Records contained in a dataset
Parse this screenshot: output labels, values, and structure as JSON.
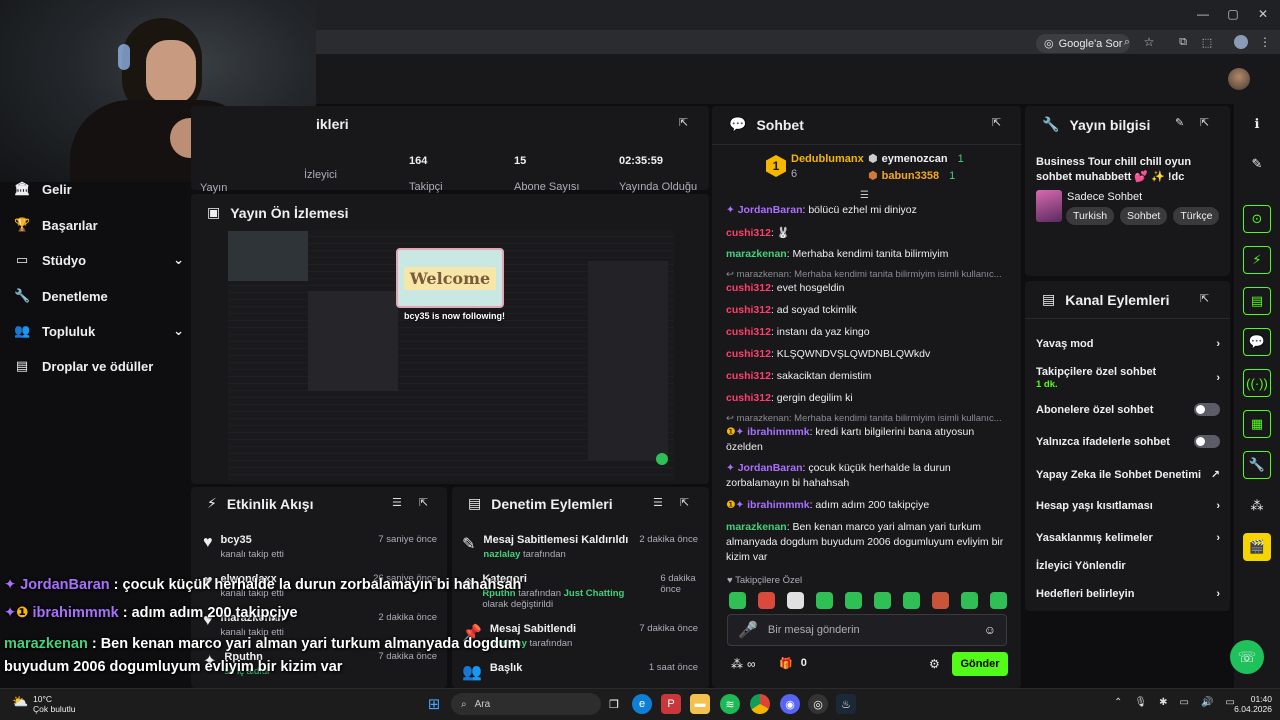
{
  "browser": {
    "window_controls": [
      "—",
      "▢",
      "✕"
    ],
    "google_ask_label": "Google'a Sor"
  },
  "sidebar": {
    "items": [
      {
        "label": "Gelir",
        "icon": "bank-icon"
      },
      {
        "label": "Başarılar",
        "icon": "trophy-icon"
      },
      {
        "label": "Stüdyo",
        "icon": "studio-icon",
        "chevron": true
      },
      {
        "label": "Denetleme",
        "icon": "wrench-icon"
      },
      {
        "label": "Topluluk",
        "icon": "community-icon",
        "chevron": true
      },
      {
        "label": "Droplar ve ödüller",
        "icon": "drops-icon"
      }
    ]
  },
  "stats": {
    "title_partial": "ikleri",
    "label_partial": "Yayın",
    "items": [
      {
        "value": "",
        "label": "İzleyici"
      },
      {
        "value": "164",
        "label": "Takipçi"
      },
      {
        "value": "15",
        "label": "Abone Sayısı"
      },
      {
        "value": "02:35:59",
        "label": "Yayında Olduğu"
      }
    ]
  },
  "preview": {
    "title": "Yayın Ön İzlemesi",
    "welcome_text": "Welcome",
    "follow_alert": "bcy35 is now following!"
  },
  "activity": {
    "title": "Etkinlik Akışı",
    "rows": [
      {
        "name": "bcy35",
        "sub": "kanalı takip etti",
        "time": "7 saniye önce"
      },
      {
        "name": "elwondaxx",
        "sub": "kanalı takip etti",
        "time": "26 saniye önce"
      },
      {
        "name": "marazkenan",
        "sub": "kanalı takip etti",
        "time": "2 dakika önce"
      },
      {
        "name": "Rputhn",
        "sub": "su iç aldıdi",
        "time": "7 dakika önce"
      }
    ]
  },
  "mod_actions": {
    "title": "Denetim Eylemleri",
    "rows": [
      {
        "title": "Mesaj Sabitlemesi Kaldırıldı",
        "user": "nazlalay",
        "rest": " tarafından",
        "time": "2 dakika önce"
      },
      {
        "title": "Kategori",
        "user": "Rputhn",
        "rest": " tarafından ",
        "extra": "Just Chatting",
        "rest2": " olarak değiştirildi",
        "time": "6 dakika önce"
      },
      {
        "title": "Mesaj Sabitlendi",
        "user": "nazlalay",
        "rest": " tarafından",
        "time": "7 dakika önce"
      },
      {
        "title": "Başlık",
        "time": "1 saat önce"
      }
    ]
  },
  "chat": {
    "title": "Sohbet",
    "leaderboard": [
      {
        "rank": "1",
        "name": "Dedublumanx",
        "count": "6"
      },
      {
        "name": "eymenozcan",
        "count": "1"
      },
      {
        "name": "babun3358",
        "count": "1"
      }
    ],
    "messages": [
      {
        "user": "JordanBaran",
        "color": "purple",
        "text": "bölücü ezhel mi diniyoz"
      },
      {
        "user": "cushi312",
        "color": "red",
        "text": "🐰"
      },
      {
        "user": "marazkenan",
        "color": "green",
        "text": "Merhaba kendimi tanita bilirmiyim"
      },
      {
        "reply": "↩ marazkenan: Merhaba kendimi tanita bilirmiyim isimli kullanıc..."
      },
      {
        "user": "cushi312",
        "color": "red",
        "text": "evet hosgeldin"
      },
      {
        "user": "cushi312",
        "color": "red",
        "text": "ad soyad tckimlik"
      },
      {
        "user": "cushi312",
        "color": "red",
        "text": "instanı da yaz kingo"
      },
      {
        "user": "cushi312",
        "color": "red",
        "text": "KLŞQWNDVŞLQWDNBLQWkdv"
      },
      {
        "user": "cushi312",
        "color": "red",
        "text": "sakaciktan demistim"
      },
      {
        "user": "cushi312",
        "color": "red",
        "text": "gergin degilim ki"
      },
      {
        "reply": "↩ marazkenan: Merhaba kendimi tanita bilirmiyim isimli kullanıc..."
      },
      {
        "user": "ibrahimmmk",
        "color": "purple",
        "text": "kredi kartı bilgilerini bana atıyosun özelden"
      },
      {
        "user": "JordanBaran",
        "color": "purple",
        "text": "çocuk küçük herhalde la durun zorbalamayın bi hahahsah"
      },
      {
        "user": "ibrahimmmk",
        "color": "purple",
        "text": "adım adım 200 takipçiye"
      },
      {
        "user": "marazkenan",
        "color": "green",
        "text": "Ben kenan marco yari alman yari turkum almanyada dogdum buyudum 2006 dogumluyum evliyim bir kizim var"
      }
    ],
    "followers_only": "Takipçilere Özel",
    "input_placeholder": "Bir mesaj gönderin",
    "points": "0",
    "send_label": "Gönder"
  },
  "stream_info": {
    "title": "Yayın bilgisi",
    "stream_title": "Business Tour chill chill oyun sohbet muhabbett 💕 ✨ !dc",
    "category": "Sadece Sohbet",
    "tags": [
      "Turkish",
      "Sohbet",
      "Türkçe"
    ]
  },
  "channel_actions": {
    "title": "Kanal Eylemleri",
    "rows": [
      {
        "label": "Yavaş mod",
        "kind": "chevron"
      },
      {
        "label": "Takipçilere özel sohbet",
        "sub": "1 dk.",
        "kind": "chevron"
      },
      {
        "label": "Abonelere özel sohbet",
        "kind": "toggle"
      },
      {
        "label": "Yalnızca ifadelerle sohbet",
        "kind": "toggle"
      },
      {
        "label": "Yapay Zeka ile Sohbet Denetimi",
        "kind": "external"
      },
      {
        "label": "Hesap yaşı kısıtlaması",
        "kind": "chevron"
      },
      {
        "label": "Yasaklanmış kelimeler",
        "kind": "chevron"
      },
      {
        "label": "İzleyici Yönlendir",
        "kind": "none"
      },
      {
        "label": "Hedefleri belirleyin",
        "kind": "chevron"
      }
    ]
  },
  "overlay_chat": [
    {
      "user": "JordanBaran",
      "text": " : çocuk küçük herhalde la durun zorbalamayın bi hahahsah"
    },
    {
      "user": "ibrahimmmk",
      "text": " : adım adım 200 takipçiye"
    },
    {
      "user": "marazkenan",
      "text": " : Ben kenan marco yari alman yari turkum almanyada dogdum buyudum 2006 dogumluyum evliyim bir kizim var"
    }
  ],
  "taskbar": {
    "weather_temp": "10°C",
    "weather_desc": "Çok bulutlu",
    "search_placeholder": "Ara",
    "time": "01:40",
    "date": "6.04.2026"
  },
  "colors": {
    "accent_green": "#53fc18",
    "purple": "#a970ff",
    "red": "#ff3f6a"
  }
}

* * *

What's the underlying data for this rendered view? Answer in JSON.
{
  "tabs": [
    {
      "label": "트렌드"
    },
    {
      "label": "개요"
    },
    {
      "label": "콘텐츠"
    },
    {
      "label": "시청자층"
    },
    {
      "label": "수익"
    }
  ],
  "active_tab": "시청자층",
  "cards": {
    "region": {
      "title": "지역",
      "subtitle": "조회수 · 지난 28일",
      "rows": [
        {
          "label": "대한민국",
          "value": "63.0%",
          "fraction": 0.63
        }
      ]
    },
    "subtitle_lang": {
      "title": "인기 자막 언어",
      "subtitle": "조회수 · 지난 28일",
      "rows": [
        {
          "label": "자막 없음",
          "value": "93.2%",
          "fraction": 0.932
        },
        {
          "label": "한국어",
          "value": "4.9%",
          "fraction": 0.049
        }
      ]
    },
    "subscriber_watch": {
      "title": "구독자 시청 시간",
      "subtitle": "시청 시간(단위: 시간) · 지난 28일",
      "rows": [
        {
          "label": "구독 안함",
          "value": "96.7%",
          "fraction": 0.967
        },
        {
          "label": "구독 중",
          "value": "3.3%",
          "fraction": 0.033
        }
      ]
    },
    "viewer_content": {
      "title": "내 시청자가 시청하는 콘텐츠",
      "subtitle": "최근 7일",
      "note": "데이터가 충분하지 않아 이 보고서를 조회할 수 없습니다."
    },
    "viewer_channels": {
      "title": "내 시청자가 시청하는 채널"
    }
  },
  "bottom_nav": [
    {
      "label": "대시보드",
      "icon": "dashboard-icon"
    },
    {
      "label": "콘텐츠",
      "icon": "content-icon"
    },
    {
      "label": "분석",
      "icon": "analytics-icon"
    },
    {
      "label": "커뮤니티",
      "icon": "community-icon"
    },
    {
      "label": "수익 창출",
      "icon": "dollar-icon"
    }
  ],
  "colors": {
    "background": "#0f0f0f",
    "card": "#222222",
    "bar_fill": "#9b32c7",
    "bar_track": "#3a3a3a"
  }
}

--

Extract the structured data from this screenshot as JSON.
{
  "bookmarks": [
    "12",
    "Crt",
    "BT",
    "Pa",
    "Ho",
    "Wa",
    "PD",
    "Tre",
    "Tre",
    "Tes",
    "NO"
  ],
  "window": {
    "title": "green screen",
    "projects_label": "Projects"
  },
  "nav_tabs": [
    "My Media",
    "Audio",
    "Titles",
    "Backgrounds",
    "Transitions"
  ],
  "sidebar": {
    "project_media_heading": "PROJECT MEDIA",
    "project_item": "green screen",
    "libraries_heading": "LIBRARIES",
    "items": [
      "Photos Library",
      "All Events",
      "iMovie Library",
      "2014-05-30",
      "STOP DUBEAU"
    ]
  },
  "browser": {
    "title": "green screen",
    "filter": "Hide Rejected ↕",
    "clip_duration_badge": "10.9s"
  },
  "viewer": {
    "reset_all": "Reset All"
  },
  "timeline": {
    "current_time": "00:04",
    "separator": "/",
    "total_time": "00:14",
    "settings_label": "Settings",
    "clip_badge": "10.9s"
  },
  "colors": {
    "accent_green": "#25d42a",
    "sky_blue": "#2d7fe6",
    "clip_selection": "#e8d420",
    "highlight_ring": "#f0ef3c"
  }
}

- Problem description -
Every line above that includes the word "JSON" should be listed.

- Reply to the task -
Parse this screenshot: output labels, values, and structure as JSON.
What's the underlying data for this rendered view? Answer in JSON.
Extract the structured data from this screenshot as JSON.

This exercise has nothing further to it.